The plan was to go to an eight period day for the high school, with no activity period.  However, adding an additional ninth grade homeroom meant that we needed ninth period as an academic class time.  The schedule is spread out a little more than it would have been otherwise, and there are some students with an extra study hall or two during the week.  However, we are making much better use of our time than we were with the activity period. 

Classes like choir and band that needed the activity period to get all of their members together now have them on Wednesday after lunch.  In addition to this, study halls are considered extensions of guided and independent practice time, and will be monitored as such.  Your student should have less of a homework load as a result of this.  They are expected to use their study hall time for independent practice (homework), or guided practice (getting help). 

We will monitor both the effectiveness of study hall and the schedule, and make adjustments we feel will help us make maximum use of the time we have during the school day. 

Consistent Weighting Standards
The Education Committee approved a standard for weighting tests that will begin with this school year.  A "test" is any assessment which measures student progress against the objectives of a particular course.  Obviously, in providing students with a measurement of their progress, test grades are important.  Previously, there was not a consistent standard used to weigh test grades as part of the student's overall grade.  If tests are not weighed enough, a student's grade may not be an accurate reflection of their progress in any given class. 

PCS will require tests in middle school, which is 7th and 8th grade, to be weighed at a minimum of 50% of the total grade for the class, with a recommendation that 55% be the minimum standard for assessments.  For students in grades 9-12, 55% is the minimum, with a recommendation that teachers use 60% as the standard for weighting tests. 

This will provide a more accurate picture of the actual mastery of objectives of a course by individual students, and will also provide us with consistency in our expectations.  It can be confusing, and frustrating, for students who see their grades go up quickly with a test in one class, while a top grade on a test in another class barely affects the bottom line. 

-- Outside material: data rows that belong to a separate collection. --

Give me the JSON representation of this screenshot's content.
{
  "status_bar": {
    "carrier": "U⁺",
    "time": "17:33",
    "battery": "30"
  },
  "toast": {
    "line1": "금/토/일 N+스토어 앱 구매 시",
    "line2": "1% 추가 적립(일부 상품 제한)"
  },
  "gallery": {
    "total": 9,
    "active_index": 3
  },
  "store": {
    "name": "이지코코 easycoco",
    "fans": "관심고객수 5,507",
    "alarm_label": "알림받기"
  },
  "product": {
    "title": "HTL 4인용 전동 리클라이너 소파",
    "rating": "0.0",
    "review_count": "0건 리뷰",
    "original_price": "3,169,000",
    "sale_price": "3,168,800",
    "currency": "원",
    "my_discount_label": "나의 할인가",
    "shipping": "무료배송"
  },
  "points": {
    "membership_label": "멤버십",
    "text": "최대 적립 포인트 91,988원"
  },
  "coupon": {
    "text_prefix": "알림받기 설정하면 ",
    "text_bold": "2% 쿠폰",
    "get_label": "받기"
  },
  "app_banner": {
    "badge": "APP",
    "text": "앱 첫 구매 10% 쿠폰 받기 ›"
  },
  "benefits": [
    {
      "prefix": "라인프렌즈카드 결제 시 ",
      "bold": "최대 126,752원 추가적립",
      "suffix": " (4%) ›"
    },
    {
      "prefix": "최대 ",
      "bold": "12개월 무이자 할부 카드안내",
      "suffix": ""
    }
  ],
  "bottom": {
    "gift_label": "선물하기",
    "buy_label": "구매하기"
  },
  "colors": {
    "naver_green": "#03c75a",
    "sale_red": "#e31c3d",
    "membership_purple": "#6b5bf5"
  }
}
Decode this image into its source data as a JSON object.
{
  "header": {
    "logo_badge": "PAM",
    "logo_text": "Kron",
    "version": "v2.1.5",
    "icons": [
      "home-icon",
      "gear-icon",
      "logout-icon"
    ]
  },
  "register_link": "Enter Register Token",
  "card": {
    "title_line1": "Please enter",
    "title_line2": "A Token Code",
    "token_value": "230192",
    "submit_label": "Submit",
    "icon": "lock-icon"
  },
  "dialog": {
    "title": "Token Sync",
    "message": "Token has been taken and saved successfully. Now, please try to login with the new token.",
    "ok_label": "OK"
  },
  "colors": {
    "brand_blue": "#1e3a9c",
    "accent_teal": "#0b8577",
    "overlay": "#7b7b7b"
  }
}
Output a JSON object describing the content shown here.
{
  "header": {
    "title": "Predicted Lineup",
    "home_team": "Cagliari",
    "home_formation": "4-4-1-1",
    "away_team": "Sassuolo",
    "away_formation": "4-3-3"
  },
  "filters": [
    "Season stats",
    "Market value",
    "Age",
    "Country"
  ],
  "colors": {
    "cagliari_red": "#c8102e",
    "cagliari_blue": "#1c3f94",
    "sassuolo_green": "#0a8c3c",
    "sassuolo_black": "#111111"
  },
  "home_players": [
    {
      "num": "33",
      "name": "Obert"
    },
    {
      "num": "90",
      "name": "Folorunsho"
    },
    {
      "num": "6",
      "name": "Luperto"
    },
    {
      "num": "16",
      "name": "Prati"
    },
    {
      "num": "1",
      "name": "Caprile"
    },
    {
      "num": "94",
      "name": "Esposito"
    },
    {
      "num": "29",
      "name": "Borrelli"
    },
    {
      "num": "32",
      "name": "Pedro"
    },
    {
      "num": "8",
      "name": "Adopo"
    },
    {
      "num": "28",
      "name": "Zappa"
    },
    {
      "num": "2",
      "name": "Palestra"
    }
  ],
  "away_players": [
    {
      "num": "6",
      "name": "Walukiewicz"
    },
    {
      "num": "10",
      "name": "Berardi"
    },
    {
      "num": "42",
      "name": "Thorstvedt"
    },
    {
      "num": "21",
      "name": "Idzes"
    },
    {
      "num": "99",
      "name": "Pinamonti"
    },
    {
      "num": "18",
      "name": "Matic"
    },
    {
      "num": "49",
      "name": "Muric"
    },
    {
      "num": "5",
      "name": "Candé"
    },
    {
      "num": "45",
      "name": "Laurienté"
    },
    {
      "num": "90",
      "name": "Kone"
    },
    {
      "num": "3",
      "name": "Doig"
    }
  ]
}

Continuous School Improvement
Known as CSI, this concept is pretty simple.  A school must continue to improve, and that usually involves changing something you are doing.  We have a real blessing here at PCS when it comes to operating a school with an academic edge, a spiritual environment, and some great personnel resources.  We want this ministry to continue to be viable and effective for years to come.  That involves taking a look at where we are, evaluating it, and finding ways to improve it.  Some of the changes that have been made this year were done to accomplish improvement, and there will likely be more to come.  Your feedback is welcome.